musica Dei donum


The "new" St Matthew Passion by Carl Philipp Emanuel Bach

During this year's Holland Festival Early Music Ton Koopman performed a St Matthew Passion by Carl Philipp Emanuel Bach, which was thought to be lost, until it was rediscovered in the archive of the Berlin Sing-Akademie in Kiev in Ukraine, which is now catalogued by an international board of experts.
Although it is interesting to hear this work in what is thought to be its original form, most of the music, in particular the ariosos and arias, isn't new at all. At the end of the 1760's Carl Philipp Emanuel worked at a Passionskantate which was based on a St Matthew Passion. This cantata is Die letzten Leiden des Erlösers, recorded years ago by Sigiswald Kuijken.
The Passion which Carl Philip Emanuel had composed was meant to be performed in churches in Hamburg.

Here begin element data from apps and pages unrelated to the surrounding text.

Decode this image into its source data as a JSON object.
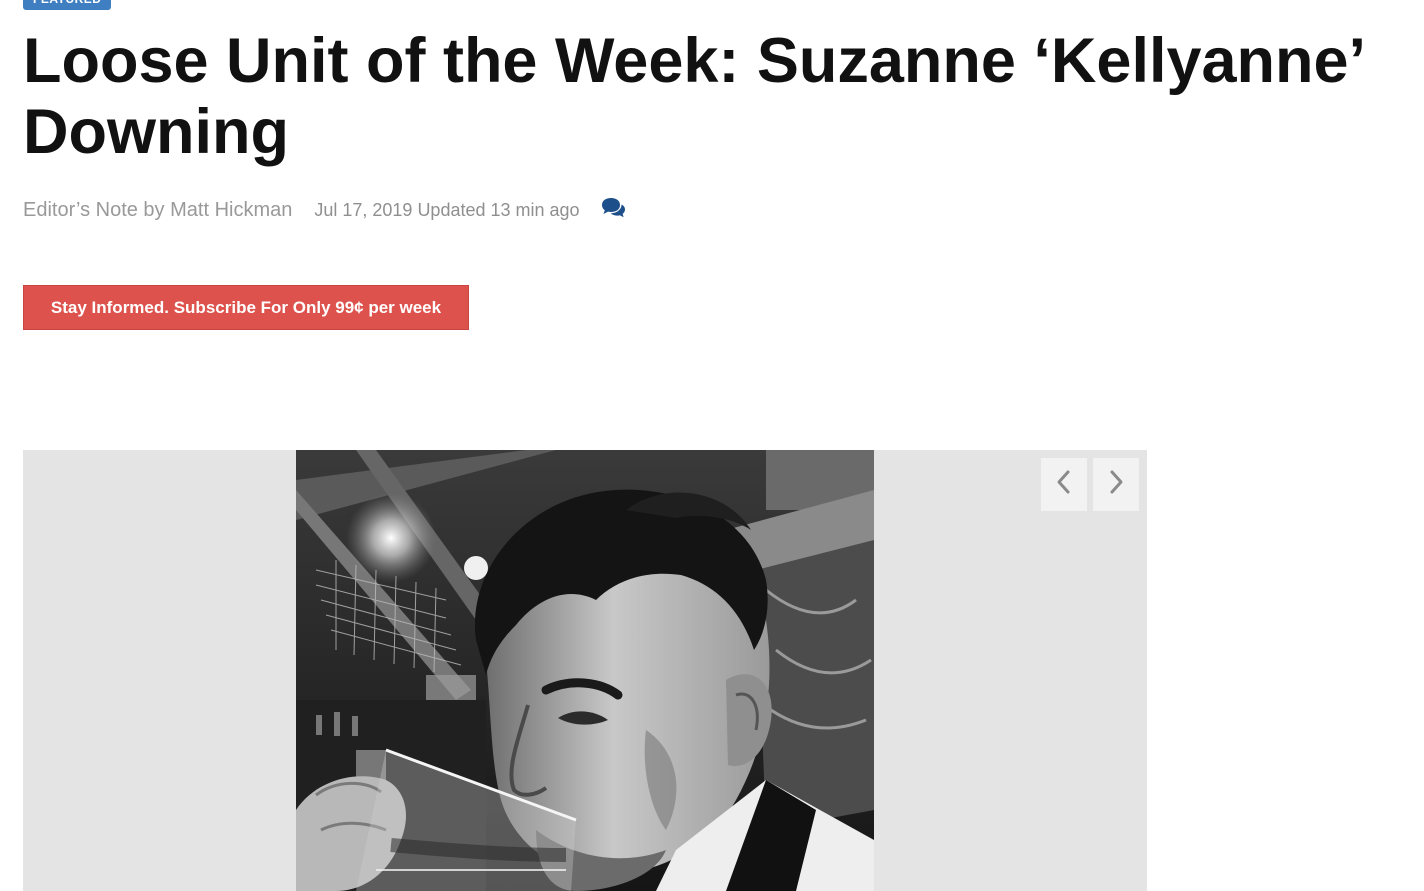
{
  "article": {
    "section_badge": "FEATURED",
    "headline": "Loose Unit of the Week: Suzanne ‘Kellyanne’ Downing",
    "byline": "Editor’s Note by Matt Hickman",
    "date": "Jul 17, 2019 Updated 13 min ago",
    "comments_icon": "comments-icon"
  },
  "subscribe": {
    "label": "Stay Informed. Subscribe For Only 99¢ per week"
  },
  "gallery": {
    "photo_alt": "Black and white photo of a man drinking from a glass in a bar",
    "prev_icon": "chevron-left-icon",
    "next_icon": "chevron-right-icon"
  },
  "colors": {
    "badge": "#3f7fc1",
    "subscribe_bg": "#dd524c",
    "comments_icon": "#1d4f8a",
    "byline_text": "#999999"
  }
}
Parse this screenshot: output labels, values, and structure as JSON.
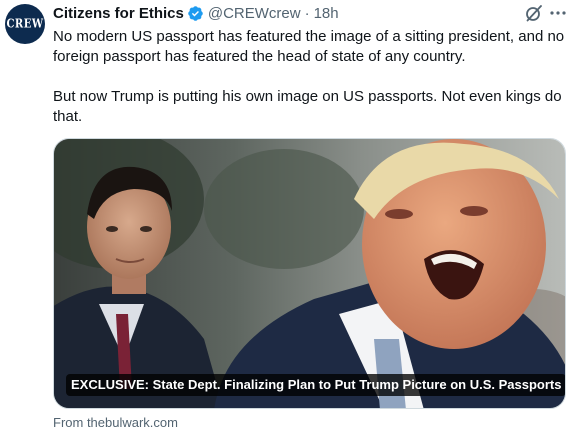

Therefore its basis is the text of the gospel, with additional chorales, which we also know from Johann Sebastian's passions.
In the passion cantata the text of the gospel has been replaced by a kind of meditation about the gospel, in the tradition of the passion oratorio. The characters from the gospel - Peter, Judas, Pilate - have all disappeared, so have the turbae and the chorales.
Whereas the aria's and chorales in Johann Sebastian's passions reflect the emotional reactions of the believer or the community of believers, the perspective in Carl Philipp Emanuel's work - both the passion and the cantata - change constantly. When Jesus is arrested Peter wants to follow him. Then we hear the arioso O Petrus! folge nicht! (O Peter, don't follow!) 'His' angel is asked to prevent him following Jesus. Somewhat later the audience is addressed. When Judas has cast the 'blood money' in the temple, an aria says: "Verstockte Sünder, solche Werke begehet ihr und fühlt es nicht" (Callous sinners! Such works you commit, and perceive it not).
The arias were clearly written with a "public", non-liturgical performance in mind. Most of them are very long and some are quite virtuoso, in particular the duet for two sopranos, Muster der Geduld und Liebe, which contains a cadenza like in the classical opera.
The character of the music and the text are a result of the changing ideas of that time and the changing circumstances in which this passion music was performed. This work by Carl Philipp Emanuel Bach clearly reflects the ideas of the Enlightenment. Jesus is referred to as Menschenfreund (friend of mankind), a typical term of the Enlightenment. Another feature is the fact that Jesus is presented as model for mankind. The duet already mentioned is a clear example: "Muster der Geduld und Liebe, möchten wir dir ähnlich sein! Flöß uns sanfte, sanfte Triebe deines guten Geistes ein." (Paragon of patience and love, may we also be so! Fill us with the gentle, gentle inclinations of your good spirit!).
The result is a piece with two faces. One the one hand it is a traditional oratorio passion, on the other hand it is a "modern" work which is firmly rooted in the Enlightenment with its emphasis on the moral uplifting of mankind.
This 'split personality' of the work is underlined by the fact that Carl Philipp Emanuel has borrowed music from his father, for instance the opening chorus Christus, der uns selig macht and some turbae and chorales. They are somewhat out of place, because of the difference in musical language, in particular in the treatment of harmony.
This work demonstrates the difference in the way Johann Sebastian and Carl Philipp Emanuel treat the text. Carl Philipp Emanuel chooses the basic mood of the moment and writes the music which reflects that. That can lead to some strange things, like the intervention "O Petrus! Folge nicht", which has a rhythm one wouldn't expect in a passion. In contrast, Johann Sebastian translates every word into music, which results in the frequent modulations in the part of the Evangelist in his passions, and in sudden dissonances on specific syllables in the chorales.
For that reason I prefer the later form of the Passionskantate, which is more of a unity in music and content.

Johan van Veen (© 2002)